Looking at the crushed and mangled leftovers of Shaughn Adamski’s car, it’s hard to believe that he and a friend climbed out of it alive. “We probably should have died,” said Adamski. “The paramedics were saying that we were extremely lucky.”
“I could not understand by looking at that car, how two young men walked away from that accident,” said Pam Adamski, his mother.
He says his car was hit by another vehicle at about 1 a.m. after he and friend left a concert. “The car had crashed into the back of us and then rolled up the side of my car,” said Adamski. “So it pretty much just rolled right through and then drove up the side and then kept going.
The driver may have taken off, but a witness got a description of vehicle, telling police it was a black Dodge pick-up truck. Shaughn Adamski says he never saw the truck, all he saw were headlights coming up on him fast. Then, someone hit his car, leaving it spinning out of control until it crashed into a tree and landed in a ditch.
The owner of Sibby’s Automotive, where the car was towed, said it’s beyond repair, and if someone had been sitting in that back seat, they wouldn’t be alive. Adamski said a close friend would have been in the back seat, which took the brunt of the impact, but he could not get a ticket to the concert.

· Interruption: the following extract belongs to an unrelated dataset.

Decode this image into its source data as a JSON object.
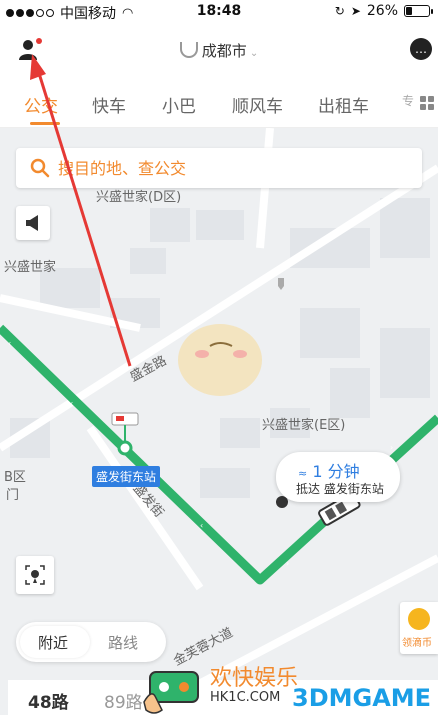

Since the accident, his arm is in a sling and he is banged up and sore. He is a musician and says it will be tough for him to play his guitar for a while with the injuries from the crash. But he’s thankful he is alive and he’ll get the chance to play again. His guitar was damaged in the accident and he says insurance won’t pay to replace it, so it may take longer than he would like.
State police are asking anyone with information about the black Dodge pick-up truck that hit his vehicle at exit 30 on I-84 westbound and kept going to call them at (860) 534-1000.